### What you need to do
List all lines in the material below that contain "Aging".

##############################

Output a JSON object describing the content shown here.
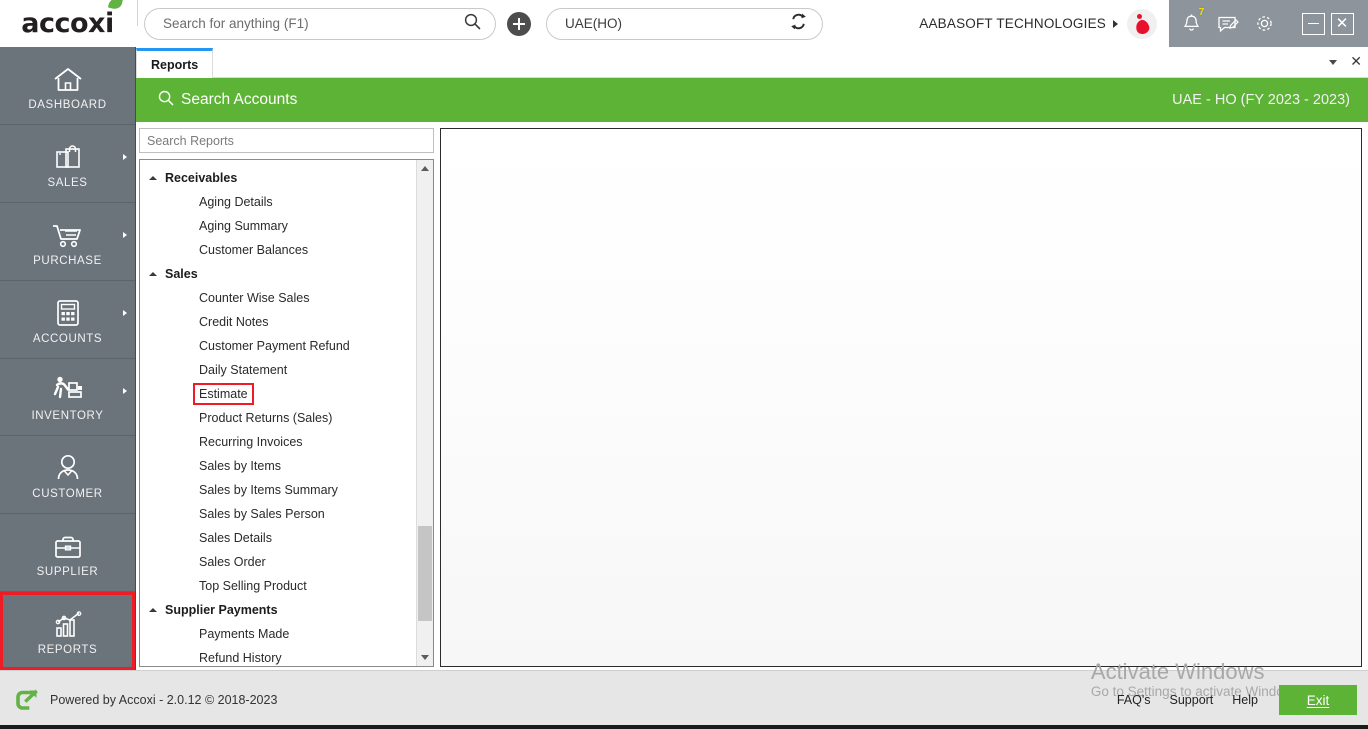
{
  "brand": {
    "name": "accoxi",
    "leaf_color": "#62b245"
  },
  "topbar": {
    "search": {
      "placeholder": "Search for anything (F1)",
      "value": ""
    },
    "add_button_label": "+",
    "branch": {
      "value": "UAE(HO)",
      "switch_icon": "sync-icon"
    },
    "organization": "AABASOFT TECHNOLOGIES",
    "notification_count": "7",
    "icons": [
      "bell-icon",
      "feedback-icon",
      "gear-icon"
    ],
    "window_controls": [
      "minimize",
      "close"
    ]
  },
  "tabstrip": {
    "tabs": [
      {
        "label": "Reports",
        "active": true
      }
    ],
    "caret": "chevron-down-icon",
    "close": "close-icon"
  },
  "sidebar": {
    "items": [
      {
        "label": "DASHBOARD",
        "icon": "home-icon",
        "has_arrow": false,
        "highlighted": false
      },
      {
        "label": "SALES",
        "icon": "bag-icon",
        "has_arrow": true,
        "highlighted": false
      },
      {
        "label": "PURCHASE",
        "icon": "cart-icon",
        "has_arrow": true,
        "highlighted": false
      },
      {
        "label": "ACCOUNTS",
        "icon": "calculator-icon",
        "has_arrow": true,
        "highlighted": false
      },
      {
        "label": "INVENTORY",
        "icon": "forklift-icon",
        "has_arrow": true,
        "highlighted": false
      },
      {
        "label": "CUSTOMER",
        "icon": "person-icon",
        "has_arrow": false,
        "highlighted": false
      },
      {
        "label": "SUPPLIER",
        "icon": "briefcase-icon",
        "has_arrow": false,
        "highlighted": false
      },
      {
        "label": "REPORTS",
        "icon": "chart-icon",
        "has_arrow": false,
        "highlighted": true
      }
    ],
    "highlight_color": "#ee1c24"
  },
  "green_bar": {
    "title": "Search Accounts",
    "icon": "search-icon",
    "right_label": "UAE - HO (FY 2023 - 2023)",
    "color": "#5cb335"
  },
  "report_search": {
    "placeholder": "Search Reports",
    "value": ""
  },
  "tree": {
    "highlight_color": "#ee1c24",
    "groups": [
      {
        "label": "Receivables",
        "expanded": true,
        "items": [
          {
            "label": "Aging Details",
            "highlighted": false
          },
          {
            "label": "Aging Summary",
            "highlighted": false
          },
          {
            "label": "Customer Balances",
            "highlighted": false
          }
        ]
      },
      {
        "label": "Sales",
        "expanded": true,
        "items": [
          {
            "label": "Counter Wise Sales",
            "highlighted": false
          },
          {
            "label": "Credit Notes",
            "highlighted": false
          },
          {
            "label": "Customer Payment Refund",
            "highlighted": false
          },
          {
            "label": "Daily Statement",
            "highlighted": false
          },
          {
            "label": "Estimate",
            "highlighted": true
          },
          {
            "label": "Product Returns (Sales)",
            "highlighted": false
          },
          {
            "label": "Recurring Invoices",
            "highlighted": false
          },
          {
            "label": "Sales by Items",
            "highlighted": false
          },
          {
            "label": "Sales by Items Summary",
            "highlighted": false
          },
          {
            "label": "Sales by Sales Person",
            "highlighted": false
          },
          {
            "label": "Sales Details",
            "highlighted": false
          },
          {
            "label": "Sales Order",
            "highlighted": false
          },
          {
            "label": "Top Selling Product",
            "highlighted": false
          }
        ]
      },
      {
        "label": "Supplier Payments",
        "expanded": true,
        "items": [
          {
            "label": "Payments Made",
            "highlighted": false
          },
          {
            "label": "Refund History",
            "highlighted": false
          }
        ]
      }
    ]
  },
  "footer": {
    "powered_by": "Powered by Accoxi - 2.0.12 © 2018-2023",
    "links": [
      "FAQ's",
      "Support",
      "Help"
    ],
    "exit_label": "Exit",
    "exit_color": "#5cb335"
  },
  "watermark": {
    "title": "Activate Windows",
    "subtitle": "Go to Settings to activate Windows."
  }
}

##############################

### Exercise result
            "label": "Aging Details",
            "label": "Aging Summary",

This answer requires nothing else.